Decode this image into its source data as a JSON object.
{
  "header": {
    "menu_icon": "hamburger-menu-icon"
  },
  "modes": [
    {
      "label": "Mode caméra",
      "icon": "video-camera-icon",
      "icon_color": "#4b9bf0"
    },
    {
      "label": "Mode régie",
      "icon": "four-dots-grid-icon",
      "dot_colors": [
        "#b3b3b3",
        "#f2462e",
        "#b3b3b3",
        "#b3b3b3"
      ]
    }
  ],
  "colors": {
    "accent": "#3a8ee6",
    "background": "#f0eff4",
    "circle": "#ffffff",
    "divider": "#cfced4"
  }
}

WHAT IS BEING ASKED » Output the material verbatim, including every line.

RESULT OF THE EXERCISE »
Decode this image into its source data as a JSON object.
{
  "header": {
    "menu_icon": "hamburger-menu-icon"
  },
  "modes": [
    {
      "label": "Mode caméra",
      "icon": "video-camera-icon",
      "icon_color": "#4b9bf0"
    },
    {
      "label": "Mode régie",
      "icon": "four-dots-grid-icon",
      "dot_colors": [
        "#b3b3b3",
        "#f2462e",
        "#b3b3b3",
        "#b3b3b3"
      ]
    }
  ],
  "colors": {
    "accent": "#3a8ee6",
    "background": "#f0eff4",
    "circle": "#ffffff",
    "divider": "#cfced4"
  }
}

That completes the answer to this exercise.